[Stored records]

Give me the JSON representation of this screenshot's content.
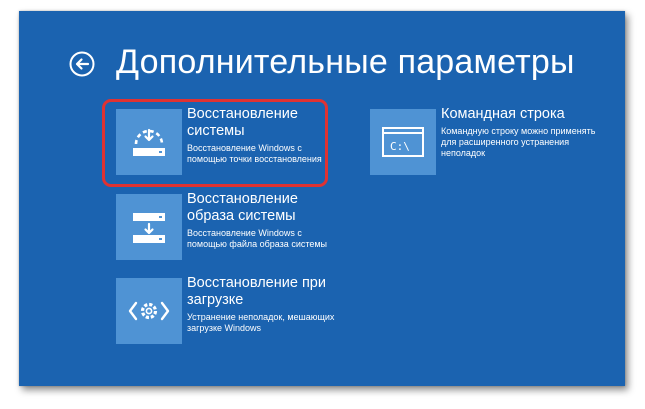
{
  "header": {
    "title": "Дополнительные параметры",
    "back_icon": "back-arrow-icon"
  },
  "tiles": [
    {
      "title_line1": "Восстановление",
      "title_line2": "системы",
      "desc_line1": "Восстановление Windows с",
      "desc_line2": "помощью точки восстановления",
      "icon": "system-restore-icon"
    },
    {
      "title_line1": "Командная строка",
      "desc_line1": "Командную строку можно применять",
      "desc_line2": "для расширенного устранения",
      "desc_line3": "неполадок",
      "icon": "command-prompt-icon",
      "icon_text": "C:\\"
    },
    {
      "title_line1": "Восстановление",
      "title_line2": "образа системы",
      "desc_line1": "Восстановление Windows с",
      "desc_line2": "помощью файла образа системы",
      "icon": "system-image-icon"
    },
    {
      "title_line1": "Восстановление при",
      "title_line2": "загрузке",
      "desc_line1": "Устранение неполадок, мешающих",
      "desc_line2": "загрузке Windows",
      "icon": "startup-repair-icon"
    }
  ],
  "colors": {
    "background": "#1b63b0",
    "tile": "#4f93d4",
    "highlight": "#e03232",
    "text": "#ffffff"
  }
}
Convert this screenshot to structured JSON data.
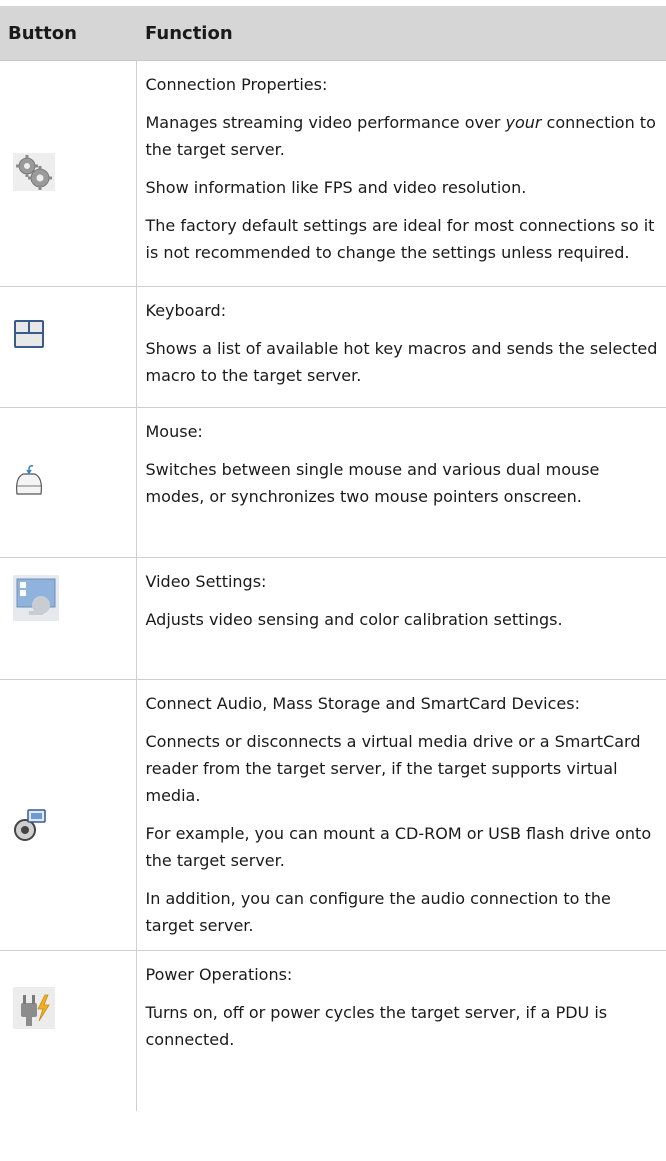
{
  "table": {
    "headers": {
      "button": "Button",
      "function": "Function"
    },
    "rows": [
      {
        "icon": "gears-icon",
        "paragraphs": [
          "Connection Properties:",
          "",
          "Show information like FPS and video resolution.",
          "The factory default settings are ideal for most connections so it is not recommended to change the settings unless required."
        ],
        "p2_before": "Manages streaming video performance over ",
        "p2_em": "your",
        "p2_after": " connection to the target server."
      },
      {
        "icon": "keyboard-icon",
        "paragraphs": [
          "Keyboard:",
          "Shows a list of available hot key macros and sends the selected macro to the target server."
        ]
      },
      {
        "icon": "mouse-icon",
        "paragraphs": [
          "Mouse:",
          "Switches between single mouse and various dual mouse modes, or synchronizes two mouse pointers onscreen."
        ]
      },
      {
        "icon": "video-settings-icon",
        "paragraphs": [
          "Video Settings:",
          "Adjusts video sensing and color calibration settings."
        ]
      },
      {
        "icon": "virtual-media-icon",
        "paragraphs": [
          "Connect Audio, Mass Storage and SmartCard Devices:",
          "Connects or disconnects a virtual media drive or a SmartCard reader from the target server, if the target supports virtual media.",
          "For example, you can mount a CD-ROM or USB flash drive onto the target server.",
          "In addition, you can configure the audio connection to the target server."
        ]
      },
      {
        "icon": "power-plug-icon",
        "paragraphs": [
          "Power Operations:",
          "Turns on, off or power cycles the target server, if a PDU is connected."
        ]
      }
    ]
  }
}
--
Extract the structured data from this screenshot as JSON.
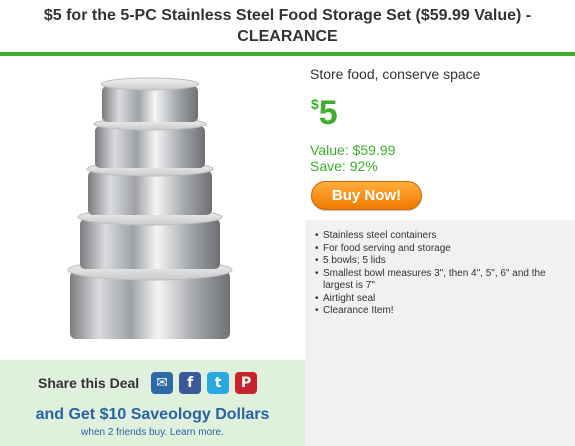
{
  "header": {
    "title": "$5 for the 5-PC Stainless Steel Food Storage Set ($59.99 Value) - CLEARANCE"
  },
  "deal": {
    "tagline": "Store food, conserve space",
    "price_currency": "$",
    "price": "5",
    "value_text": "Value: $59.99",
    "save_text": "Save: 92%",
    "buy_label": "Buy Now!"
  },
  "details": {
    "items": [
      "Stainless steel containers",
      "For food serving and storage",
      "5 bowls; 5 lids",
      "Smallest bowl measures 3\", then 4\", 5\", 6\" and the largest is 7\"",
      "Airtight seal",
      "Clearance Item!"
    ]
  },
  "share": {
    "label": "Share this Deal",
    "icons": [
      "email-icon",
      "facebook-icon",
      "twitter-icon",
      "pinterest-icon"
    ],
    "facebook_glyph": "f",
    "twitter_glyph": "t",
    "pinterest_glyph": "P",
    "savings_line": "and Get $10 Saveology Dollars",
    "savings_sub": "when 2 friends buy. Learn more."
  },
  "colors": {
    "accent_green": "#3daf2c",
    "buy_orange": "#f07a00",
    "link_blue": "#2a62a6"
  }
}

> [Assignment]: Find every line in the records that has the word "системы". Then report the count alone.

> [Output for this task]: 3